Pause for about 6 seconds to allow the audience to gather their thoughts.
• Start the ball rolling
Your own remark: “One question you might have is….”
• When a question is asked, rephrase & repeat the question to ensure
that everyone heard it
• Treat questions with respect
Do not antagonize or embarrass even the most hostile questioner.
“ I don’t blame you for thinking the plan is far-fetched, Sara. We
thought it was strange at first, too, but the more we examined it, the
better it looked.”
68. • If you do not know the answer, be honest, do not
waffle. Tell them you will get back to them...and make
sure you do!
• Address your answer to the entire audience
• Answers that last 10 to 40 seconds work best.
• Keep your answers focused on your goal
• If someone takes issue with something you said, try to
find a way to agree with part of their argument.
"Yes, I understand your position..."
"I'm glad you raised that point, but..."
.… the idea is to praise their point & agree
69. • Buy time when necessary
Rephrase the question
“It sounds like everything about the project looks good
to you except the schedule, Ali.”
Turn the question around
“How would you deal with the situation and still go
ahead with the project, Mary?”
Turn the question outward
“Raza, you are the best technical person here.
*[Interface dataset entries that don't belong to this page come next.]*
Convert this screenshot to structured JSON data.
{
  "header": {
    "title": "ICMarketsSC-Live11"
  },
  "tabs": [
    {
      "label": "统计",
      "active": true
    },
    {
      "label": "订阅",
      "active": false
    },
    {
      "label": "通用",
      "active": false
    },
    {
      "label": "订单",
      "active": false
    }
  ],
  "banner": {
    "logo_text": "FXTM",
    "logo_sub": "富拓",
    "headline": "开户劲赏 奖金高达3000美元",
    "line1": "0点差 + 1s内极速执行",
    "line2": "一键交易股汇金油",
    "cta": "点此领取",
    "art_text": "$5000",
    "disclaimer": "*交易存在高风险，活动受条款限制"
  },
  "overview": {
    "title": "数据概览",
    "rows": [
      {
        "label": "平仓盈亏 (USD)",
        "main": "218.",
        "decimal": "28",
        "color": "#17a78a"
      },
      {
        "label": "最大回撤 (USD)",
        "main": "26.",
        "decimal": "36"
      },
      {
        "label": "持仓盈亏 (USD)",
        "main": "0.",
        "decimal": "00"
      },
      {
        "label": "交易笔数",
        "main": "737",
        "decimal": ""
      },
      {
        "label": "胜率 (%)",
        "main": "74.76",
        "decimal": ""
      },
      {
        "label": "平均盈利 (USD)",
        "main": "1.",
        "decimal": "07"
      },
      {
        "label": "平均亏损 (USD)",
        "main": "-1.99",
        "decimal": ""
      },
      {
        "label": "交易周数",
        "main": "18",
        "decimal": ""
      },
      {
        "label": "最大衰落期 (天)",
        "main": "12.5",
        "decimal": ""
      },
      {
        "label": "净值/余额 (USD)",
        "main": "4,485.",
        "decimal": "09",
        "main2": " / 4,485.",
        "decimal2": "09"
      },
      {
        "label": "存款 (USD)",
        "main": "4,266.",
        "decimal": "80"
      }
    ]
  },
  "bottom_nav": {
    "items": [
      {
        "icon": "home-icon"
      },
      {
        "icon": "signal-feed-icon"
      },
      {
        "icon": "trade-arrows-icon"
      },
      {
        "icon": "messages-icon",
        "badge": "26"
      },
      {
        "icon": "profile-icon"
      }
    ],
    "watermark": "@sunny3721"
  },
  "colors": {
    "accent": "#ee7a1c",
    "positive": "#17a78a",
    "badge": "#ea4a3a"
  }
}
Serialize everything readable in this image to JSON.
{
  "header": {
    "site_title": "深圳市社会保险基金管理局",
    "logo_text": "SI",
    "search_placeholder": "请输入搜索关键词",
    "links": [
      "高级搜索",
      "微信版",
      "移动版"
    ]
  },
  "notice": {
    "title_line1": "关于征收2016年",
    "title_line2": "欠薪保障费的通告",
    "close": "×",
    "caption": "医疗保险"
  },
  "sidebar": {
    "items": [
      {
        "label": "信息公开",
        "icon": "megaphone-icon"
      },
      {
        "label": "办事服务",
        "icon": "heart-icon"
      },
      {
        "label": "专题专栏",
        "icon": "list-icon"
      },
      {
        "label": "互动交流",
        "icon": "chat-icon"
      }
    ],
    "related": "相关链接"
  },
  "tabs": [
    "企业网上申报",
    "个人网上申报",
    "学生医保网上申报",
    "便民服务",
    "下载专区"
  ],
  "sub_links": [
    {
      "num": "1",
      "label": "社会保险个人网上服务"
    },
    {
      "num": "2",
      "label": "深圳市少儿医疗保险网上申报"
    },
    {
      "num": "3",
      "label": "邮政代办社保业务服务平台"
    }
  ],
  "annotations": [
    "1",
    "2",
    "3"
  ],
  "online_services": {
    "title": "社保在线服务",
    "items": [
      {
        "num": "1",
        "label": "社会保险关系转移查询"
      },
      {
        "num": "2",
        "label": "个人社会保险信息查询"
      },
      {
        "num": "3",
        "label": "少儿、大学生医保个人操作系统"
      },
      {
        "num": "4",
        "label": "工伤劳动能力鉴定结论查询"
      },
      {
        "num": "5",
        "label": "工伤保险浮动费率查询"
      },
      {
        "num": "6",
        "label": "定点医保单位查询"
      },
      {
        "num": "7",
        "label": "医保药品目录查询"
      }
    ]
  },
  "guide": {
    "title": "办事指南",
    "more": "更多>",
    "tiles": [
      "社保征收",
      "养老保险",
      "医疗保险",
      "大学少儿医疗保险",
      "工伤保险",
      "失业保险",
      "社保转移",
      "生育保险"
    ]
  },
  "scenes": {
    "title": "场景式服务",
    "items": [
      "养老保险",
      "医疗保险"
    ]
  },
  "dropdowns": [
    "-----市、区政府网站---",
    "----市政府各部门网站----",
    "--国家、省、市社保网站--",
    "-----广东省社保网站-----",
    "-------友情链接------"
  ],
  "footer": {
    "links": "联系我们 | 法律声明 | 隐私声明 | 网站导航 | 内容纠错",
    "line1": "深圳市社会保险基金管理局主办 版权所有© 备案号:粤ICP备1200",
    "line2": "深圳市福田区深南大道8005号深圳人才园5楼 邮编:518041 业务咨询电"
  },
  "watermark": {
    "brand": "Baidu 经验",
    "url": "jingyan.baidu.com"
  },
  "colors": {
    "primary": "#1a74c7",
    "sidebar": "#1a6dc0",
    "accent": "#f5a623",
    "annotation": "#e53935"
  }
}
What do
you think is the best way to save energy costs?”
70. • When you don't want to answer:
To be honest, I'm not really the person to ask about that.
• When someone interrupts you:
Sorry, could I just finish?
• When you finally understand what they want to know:
Oh I see. So what you are asking is …
• When you realize they don't understand what you said:
Perhaps I didn't make myself clear. What I was trying to say was …
• If you don't want to tell everyone:
Perhaps we can talk about it when I have finished.
• To close off the presentation:
If there are no more questions, we should stop there.
71. • Follow the last question with a summary
I’m grateful for the chance to answer your
questions. Now that we’ve gone over the cost
projections, I think you can see why we’re
convinced that this proposal can help boost
productivity and cut overheads by almost 10%
overnight. We’re ready to make these
changes immediately. The sooner we hear
from you, the sooner we can get started.
72. “How well we communicate is determined not
only by how well we say things, but also by
how well we are understood.”
Hinweis der Redaktion
Biggest fear… thus nervoussssss
Give examples of different types of verbal/non. Ineffective comm. limits you from achieving your personal/professional goals
because the softer sounds require less muscle energy.
List A = nervous n underconfident List B = over confident & aggressive
Grabs attention – informs u about where the speech is headed – why the topic is imp – strong benefit to the audience.